Sometimes the “we are all racist” conversation is used to present the accusation of racism in a sugar-coated pill. The idea seems to be that it’s OK to confess being a racist, because, hey, we’re all racists, so if Alice accuses Bob of racism she might use the “it’s ok, because we’re all racist” to get Bob to acknowledge his responsibility more easily. The issue comes though when Alice is doing that, yet she isn’t acknowledging her own foibles just as easily herself. If she is seeking integrity, she’d be looking for it in Bob as well as herself equally. She’d acknowledge her own mistakes, make new committments, and move on with her life, just as she would point out explicit racism in Bob, allow him to acknowledge it, allow him to make new committments, and allow everyone to move on. But if Alice isn’t demonstrating her own integrity around her own mistakes, while at the same time trying to get Bob to admit to his racism by saying “It’s OK, we’re all racist”, then it’s an insincere proposal, and is really geared towards making Bob confess his sins while Alice avoids acknowledging her own mistakes. In short, don’t tell me “we’re all racist” unless you are willing to admit your own mistakes.
Another theme is the “no true scotsman” problem. This is when someone is fighting what they percieve to be bias and declare who is and is not fighting bias “enough” to satisfy their definition. This violates the “some”, “none”, and “all” issue mentioned earlier. It is often used by the person to declare that “they” are the true opposition to bias, and everyone else is condoning bias. Sometimes shortened to “you’re either with us, or against us”, where the person making that challenge gets to decide what “us” means.

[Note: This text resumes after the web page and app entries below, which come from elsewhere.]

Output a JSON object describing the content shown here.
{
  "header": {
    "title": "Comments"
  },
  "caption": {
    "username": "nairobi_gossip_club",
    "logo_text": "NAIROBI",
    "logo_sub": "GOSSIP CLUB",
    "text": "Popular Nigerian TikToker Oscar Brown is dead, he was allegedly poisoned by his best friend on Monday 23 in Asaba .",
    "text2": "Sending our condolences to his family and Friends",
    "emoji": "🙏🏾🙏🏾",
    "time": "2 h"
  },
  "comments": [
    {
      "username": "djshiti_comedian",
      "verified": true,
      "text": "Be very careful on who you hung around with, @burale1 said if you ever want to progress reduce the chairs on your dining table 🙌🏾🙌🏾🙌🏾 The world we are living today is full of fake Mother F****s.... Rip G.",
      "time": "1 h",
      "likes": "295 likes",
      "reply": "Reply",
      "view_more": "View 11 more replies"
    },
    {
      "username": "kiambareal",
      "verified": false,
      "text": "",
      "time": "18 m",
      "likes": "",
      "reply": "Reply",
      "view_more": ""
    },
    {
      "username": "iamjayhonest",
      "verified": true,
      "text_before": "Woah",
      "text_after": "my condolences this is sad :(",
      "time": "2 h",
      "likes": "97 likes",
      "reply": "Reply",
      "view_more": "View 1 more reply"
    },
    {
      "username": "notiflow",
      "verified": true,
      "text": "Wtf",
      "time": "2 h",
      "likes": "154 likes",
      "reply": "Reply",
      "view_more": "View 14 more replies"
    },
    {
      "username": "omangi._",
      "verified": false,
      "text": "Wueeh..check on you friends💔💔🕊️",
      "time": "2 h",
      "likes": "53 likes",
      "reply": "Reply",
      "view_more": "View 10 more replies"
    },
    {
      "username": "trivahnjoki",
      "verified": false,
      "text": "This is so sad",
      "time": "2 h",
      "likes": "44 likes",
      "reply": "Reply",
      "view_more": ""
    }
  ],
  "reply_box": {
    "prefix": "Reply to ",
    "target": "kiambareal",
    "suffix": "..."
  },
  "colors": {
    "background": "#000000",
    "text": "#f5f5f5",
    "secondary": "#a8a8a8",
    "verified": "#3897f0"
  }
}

The other problematic theme is the “no meta conversations”. Sometimes Alice might accuse Bob of committing explicit bias and Bob might try to change the conversation to some “meta” topic to avoid responsibility. At which point, Alice might say “no meta conversations”. But sometimes Alice accuses Bob of committing an act of explicit bias, and then goes on to accuse him of being implicitely biased, as well as accusing him of being a proactive part of some larger systemic bias. At which point, Bob might say that’s an unfair accusation and explain the difference between explicit, implicit, and systemic bias. And Alice wants to hear none of it, and tries to stop the discussion from putting a spotlight onto her words and deeds by declaring “no meta conversations”.
This entire document is a meta conversation. It is an analysis of the different categories of bias, as well as how personal responsibility fits into those categories. It’s also an analysis of how some approaches to bias work and some have a tendency to turn the conversation into a downward spiral. Even if Bob did commit an act of explicit bias, that doesn’t mean Alice can make any accusation she wants and not be responsible for how it turns the conversation towards a solution or towards a downwards spiraling flame war.
See the complete version of this document for more information about each topic.